Volkswagen in Didi venture talks
Car maker will initially manage fleet of about 100,000 new vehicles
Beijing — Volkswagen, the world’s biggest car maker, is in talks to form a joint venture with China’s Didi Chuxing to manage part of the ride-hailing company’s car fleet and help develop purpose-built vehicles for Didi’s services.
As part of the deal between Volkswagen and China’s biggest ride-hailing service, expected to be signed early in June, the German car maker will initially manage a fleet of about 100,000 new vehicles for Didi, of which two-thirds will be Volkswagen Group cars, said a senior executive at the car maker.
Volkswagen will also buy some new cars with Didi to enable the Chinese company to expand its fleet. The two eventually plan to collaborate to design and develop dedicated vehicles, he said, speaking on condition of anonymity as the details are still private.
The executive did not give financial details of the deal but said that Volkswagen would get a slice of the revenue once the venture develops.
The growing popularity of ride-hailing services for commuting and running errands in congested cities such as Beijing and Shanghai is showing early signs of reducing private car ownership. It could hit car makers and is forcing companies such as Volkswagen to reinvent their businesses and seek out future revenue streams.
"To succeed as a car company in this new ecosystem, we need to know who our customer is, what their journey is and what our strategy should be," the executive said.
He said that this deal would eventually give Volkswagen access to some of Didi’s enormous trove of data on customer behaviour collected through the 30-million rides Didi provides in China daily.
The ultimate goal is the production and use of autonomous cars, the executive said.
Volkswagen’s partnership with Didi is the first known project Didi has begun pursuing as part of a broad alliance the Chinese company recently formed with 31 car makers and suppliers of parts.
Didi has said it formed the alliance to collaborate on eventually developing cars purpose-built for its services.
As many as 80% of Didi customers rode alone for instance and do not need a big four-seater car, the executive said.
While current vehicles have engines and other technology that allow them to go as fast as 250km/h, dedicated ride-sharing vehicles would always travel much slower, so they would not need to be aerodynamic or have a powerful engine.
That could allow for fewer seats and more room for luggage, he said.
Didi has also predicted much of its future fleet would be electric. The company has begun working with Chinese car makers GAC Motor and CHJ Automotive to design electric vehicles, sources have said.

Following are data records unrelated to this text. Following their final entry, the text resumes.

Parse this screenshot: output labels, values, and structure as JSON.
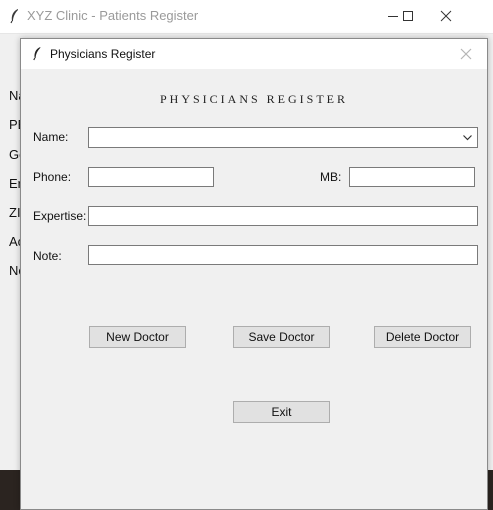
{
  "parent_window": {
    "title": "XYZ Clinic - Patients Register",
    "labels": [
      "Na",
      "PE",
      "Ge",
      "Er",
      "ZI",
      "Ac",
      "Ne"
    ]
  },
  "dialog": {
    "title": "Physicians Register",
    "heading": "PHYSICIANS REGISTER",
    "fields": {
      "name_label": "Name:",
      "name_value": "",
      "phone_label": "Phone:",
      "phone_value": "",
      "mb_label": "MB:",
      "mb_value": "",
      "expertise_label": "Expertise:",
      "expertise_value": "",
      "note_label": "Note:",
      "note_value": ""
    },
    "buttons": {
      "new_doctor": "New Doctor",
      "save_doctor": "Save Doctor",
      "delete_doctor": "Delete Doctor",
      "exit": "Exit"
    }
  },
  "icons": {
    "app": "feather-icon",
    "minimize": "minimize-icon",
    "maximize": "maximize-icon",
    "close": "close-icon",
    "dropdown": "chevron-down-icon"
  }
}
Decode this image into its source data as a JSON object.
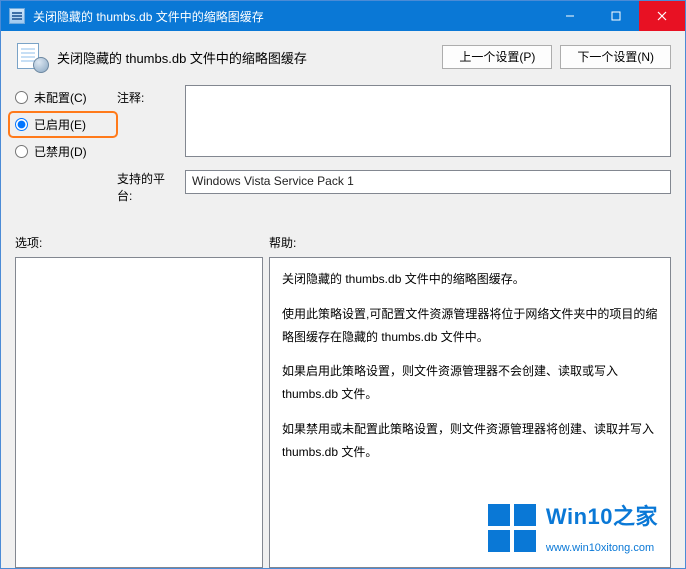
{
  "window": {
    "title": "关闭隐藏的 thumbs.db 文件中的缩略图缓存"
  },
  "header": {
    "title": "关闭隐藏的 thumbs.db 文件中的缩略图缓存",
    "prev_button": "上一个设置(P)",
    "next_button": "下一个设置(N)"
  },
  "radios": {
    "not_configured": "未配置(C)",
    "enabled": "已启用(E)",
    "disabled": "已禁用(D)",
    "selected": "enabled"
  },
  "labels": {
    "comment": "注释:",
    "platform": "支持的平台:",
    "options": "选项:",
    "help": "帮助:"
  },
  "comment_value": "",
  "platform_value": "Windows Vista Service Pack 1",
  "help_text": {
    "p1": "关闭隐藏的 thumbs.db 文件中的缩略图缓存。",
    "p2": "使用此策略设置,可配置文件资源管理器将位于网络文件夹中的项目的缩略图缓存在隐藏的 thumbs.db 文件中。",
    "p3": "如果启用此策略设置，则文件资源管理器不会创建、读取或写入 thumbs.db 文件。",
    "p4": "如果禁用或未配置此策略设置，则文件资源管理器将创建、读取并写入 thumbs.db 文件。"
  },
  "watermark": {
    "brand": "Win10之家",
    "url": "www.win10xitong.com"
  }
}
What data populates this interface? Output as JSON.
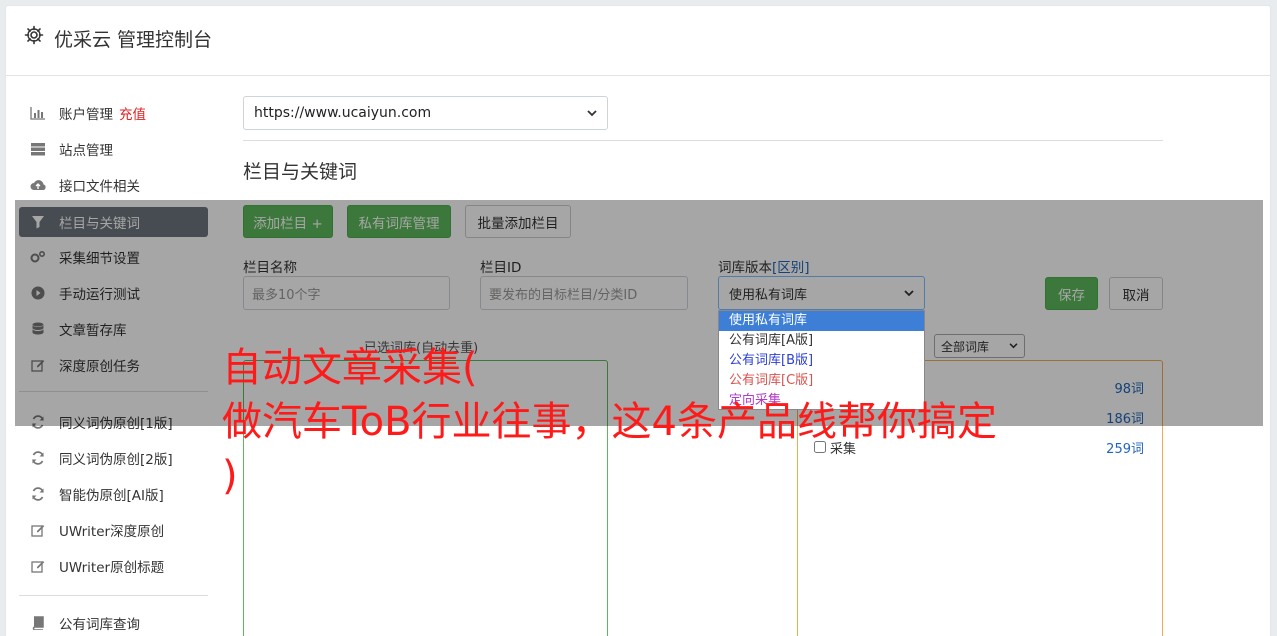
{
  "header": {
    "title": "优采云 管理控制台",
    "icon": "gear-icon"
  },
  "sidebar": {
    "items": [
      {
        "label": "账户管理",
        "badge": "充值",
        "icon": "bar-chart-icon"
      },
      {
        "label": "站点管理",
        "icon": "server-icon"
      },
      {
        "label": "接口文件相关",
        "icon": "cloud-upload-icon"
      },
      {
        "label": "栏目与关键词",
        "icon": "filter-icon",
        "active": true
      },
      {
        "label": "采集细节设置",
        "icon": "gears-icon"
      },
      {
        "label": "手动运行测试",
        "icon": "play-circle-icon"
      },
      {
        "label": "文章暂存库",
        "icon": "database-icon"
      },
      {
        "label": "深度原创任务",
        "icon": "edit-icon"
      },
      {
        "label": "同义词伪原创[1版]",
        "icon": "refresh-icon"
      },
      {
        "label": "同义词伪原创[2版]",
        "icon": "refresh-icon"
      },
      {
        "label": "智能伪原创[AI版]",
        "icon": "refresh-icon"
      },
      {
        "label": "UWriter深度原创",
        "icon": "edit-icon"
      },
      {
        "label": "UWriter原创标题",
        "icon": "edit-icon"
      },
      {
        "label": "公有词库查询",
        "icon": "book-icon"
      }
    ]
  },
  "main": {
    "site_select": "https://www.ucaiyun.com",
    "section_title": "栏目与关键词",
    "buttons": {
      "add_column": "添加栏目 +",
      "private_lib": "私有词库管理",
      "batch_add": "批量添加栏目",
      "save": "保存",
      "cancel": "取消"
    },
    "fields": {
      "column_name_label": "栏目名称",
      "column_name_placeholder": "最多10个字",
      "column_id_label": "栏目ID",
      "column_id_placeholder": "要发布的目标栏目/分类ID",
      "lib_version_label": "词库版本",
      "lib_version_link": "[区别]",
      "lib_version_value": "使用私有词库"
    },
    "dropdown_options": [
      "使用私有词库",
      "公有词库[A版]",
      "公有词库[B版]",
      "公有词库[C版]",
      "定向采集"
    ],
    "list_caption": "已选词库(自动去重)",
    "filter_select": "全部词库",
    "libraries": [
      {
        "name": "",
        "count": "98词"
      },
      {
        "name": "",
        "count": "186词"
      },
      {
        "name": "采集",
        "count": "259词"
      }
    ]
  },
  "watermark": {
    "line1": "自动文章采集(",
    "line2": "做汽车ToB行业往事，这4条产品线帮你搞定",
    "line3": ")"
  },
  "colors": {
    "accent_green": "#5cb85c",
    "active_nav": "#6c757d",
    "link_blue": "#2266bb",
    "watermark_red": "#ff1a1a"
  }
}
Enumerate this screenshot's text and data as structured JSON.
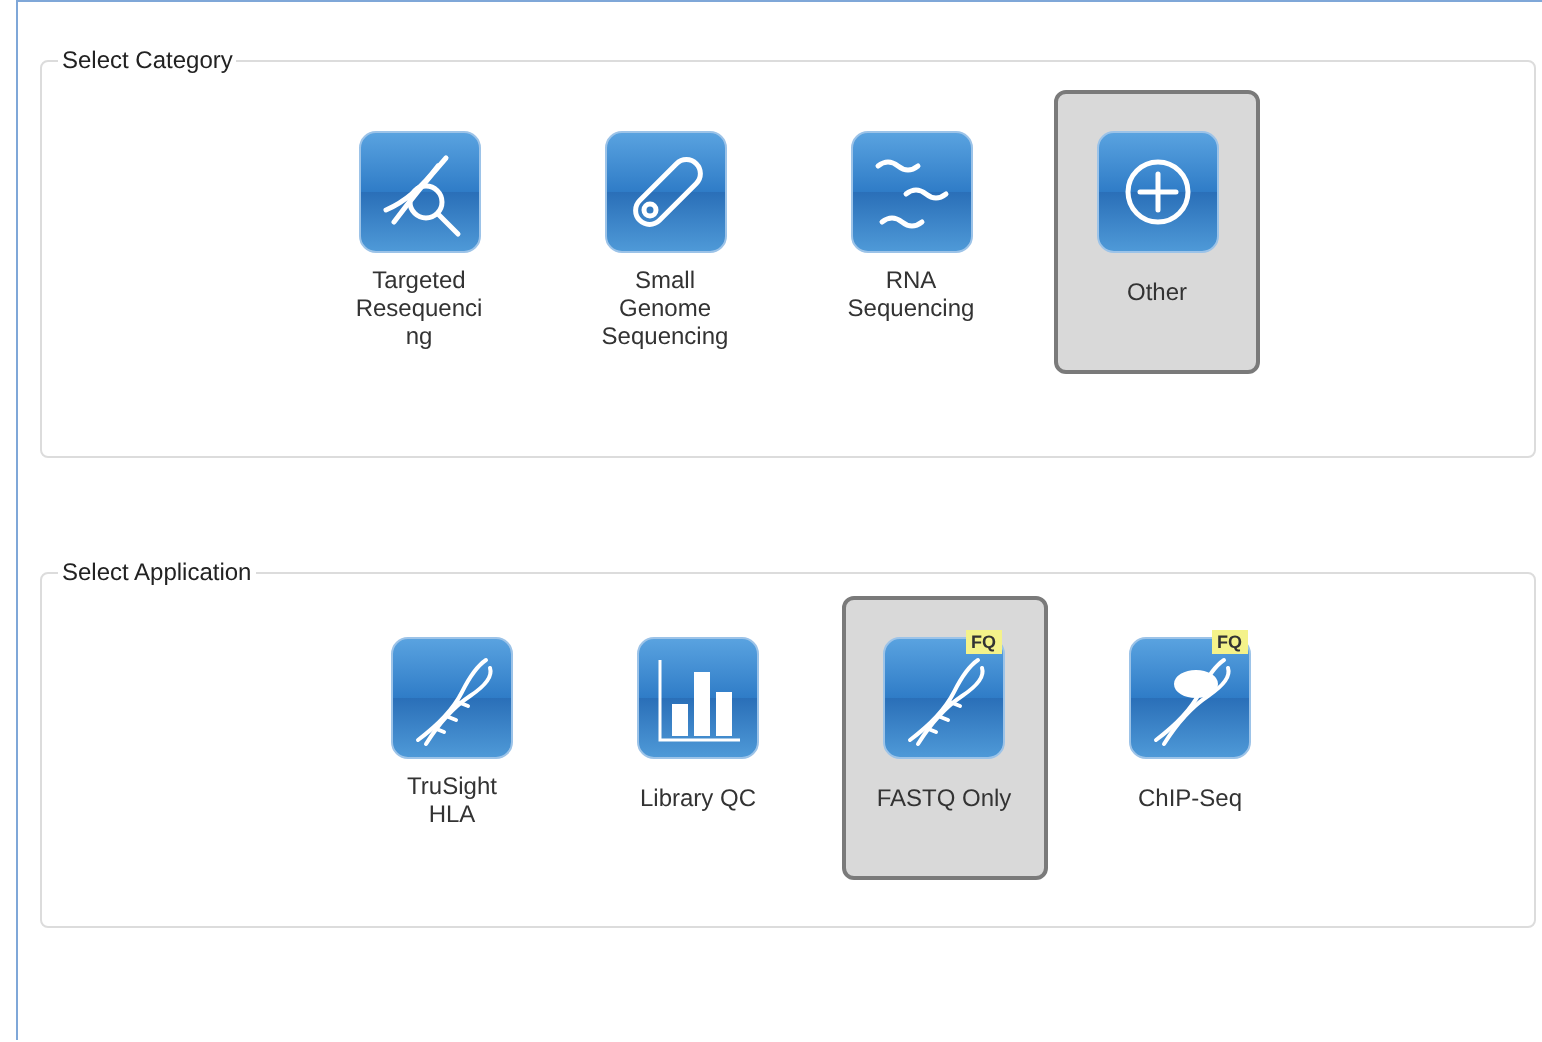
{
  "groups": [
    {
      "title": "Select Category",
      "items": [
        {
          "label": "Targeted Resequencing",
          "kind": "dna-search",
          "selected": false
        },
        {
          "label": "Small Genome Sequencing",
          "kind": "capsule",
          "selected": false
        },
        {
          "label": "RNA Sequencing",
          "kind": "waves",
          "selected": false
        },
        {
          "label": "Other",
          "kind": "plus",
          "selected": true
        }
      ]
    },
    {
      "title": "Select Application",
      "items": [
        {
          "label": "TruSight HLA",
          "kind": "dna",
          "selected": false
        },
        {
          "label": "Library QC",
          "kind": "bars",
          "selected": false
        },
        {
          "label": "FASTQ Only",
          "kind": "dna",
          "badge": "FQ",
          "selected": true
        },
        {
          "label": "ChIP-Seq",
          "kind": "dna-cloud",
          "badge": "FQ",
          "selected": false
        }
      ]
    }
  ]
}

Three Didi officials said the ultimate shape of a new ride-sharing market was still unclear and no one knows what role car manufacturers and Didi itself will play in it.
Open questions for Didi are how to repair, maintain and direct a fleet of autonomous vehicles, one of the officials said. "Our understanding right now is that probably car makers don’t know 100% how to do all that. Didi also doesn’t know either," the official said.
A representative for Didi said both sides were still working out the details of how the partnership would look. "Potentially, both parties will focus on building together a fleet operation business, and look into other potential areas such as designing new car models for ride-hailing," the person said.
The Didi officials did not want to be named because they are not authorised to release information to the media.
After years of resistance and efforts to keep technology-based ride companies at arm’s length and vowing never to be like contract manufacturers are to the mobile phone sellers, car makers are now becoming more flexible.
The car industry fears becoming like Taipei-headquartered electronics company Foxconn, which manufactures millions of phones for the likes of Apple but only gets a slim share of the profits in return.
Car makers such as Fiat, Jaguar Land Rover and Honda Motor entered into an agreement earlier in 2018 to provide thousands of cars to Alphabet’s self-driving unit, Waymo.
Volvo and Daimler said in 2017 they would supply cars to Uber.